Work request
For each line in the records that contains "Sizzling", make a copy.

+++

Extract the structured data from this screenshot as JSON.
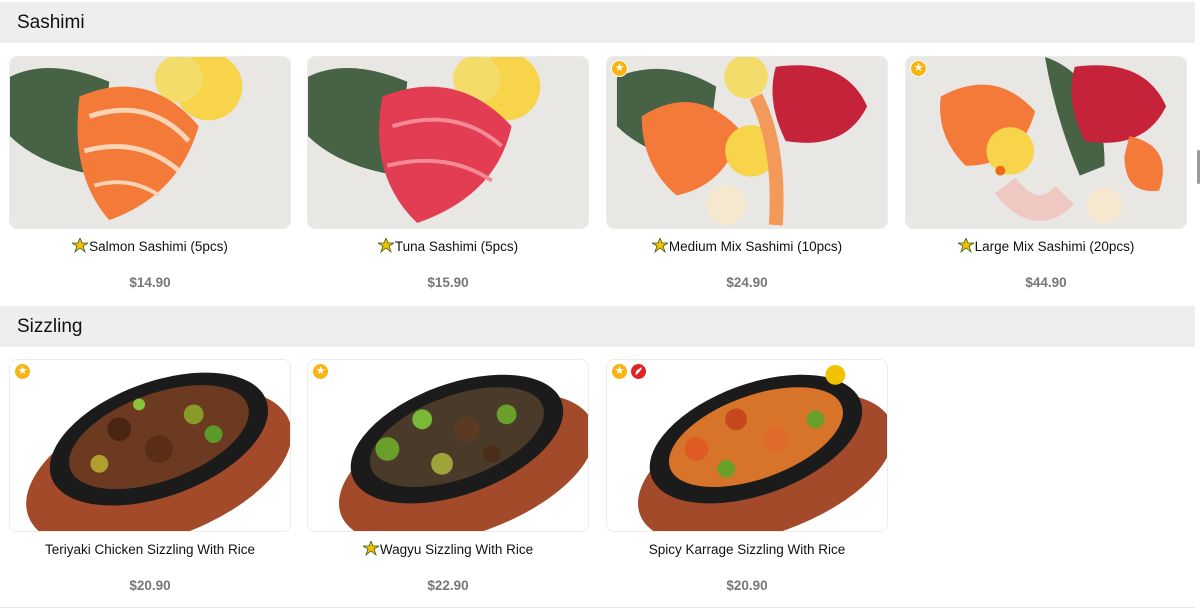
{
  "sections": [
    {
      "title": "Sashimi",
      "items": [
        {
          "name": "Salmon Sashimi (5pcs)",
          "price": "$14.90",
          "new": true,
          "badges": []
        },
        {
          "name": "Tuna Sashimi (5pcs)",
          "price": "$15.90",
          "new": true,
          "badges": []
        },
        {
          "name": "Medium Mix Sashimi (10pcs)",
          "price": "$24.90",
          "new": true,
          "badges": [
            "star-icon"
          ]
        },
        {
          "name": "Large Mix Sashimi (20pcs)",
          "price": "$44.90",
          "new": true,
          "badges": [
            "star-icon"
          ]
        }
      ]
    },
    {
      "title": "Sizzling",
      "items": [
        {
          "name": "Teriyaki Chicken Sizzling With Rice",
          "price": "$20.90",
          "new": false,
          "badges": [
            "star-icon"
          ]
        },
        {
          "name": "Wagyu Sizzling With Rice",
          "price": "$22.90",
          "new": true,
          "badges": [
            "star-icon"
          ]
        },
        {
          "name": "Spicy Karrage Sizzling With Rice",
          "price": "$20.90",
          "new": false,
          "badges": [
            "star-icon",
            "chili-icon"
          ]
        }
      ]
    }
  ],
  "colors": {
    "section_bg": "#eeeeee",
    "price": "#777777",
    "star_badge": "#f6b512",
    "chili_badge": "#e02424"
  }
}
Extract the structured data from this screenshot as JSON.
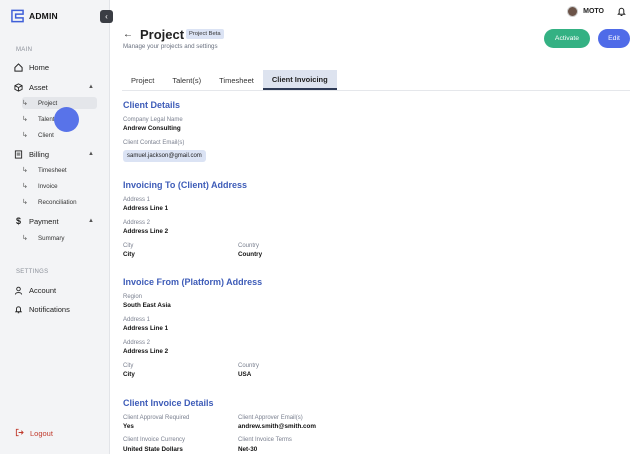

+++

The answer
      "title": "Sizzling",
          "name": "Teriyaki Chicken Sizzling With Rice",
          "name": "Wagyu Sizzling With Rice",
          "name": "Spicy Karrage Sizzling With Rice",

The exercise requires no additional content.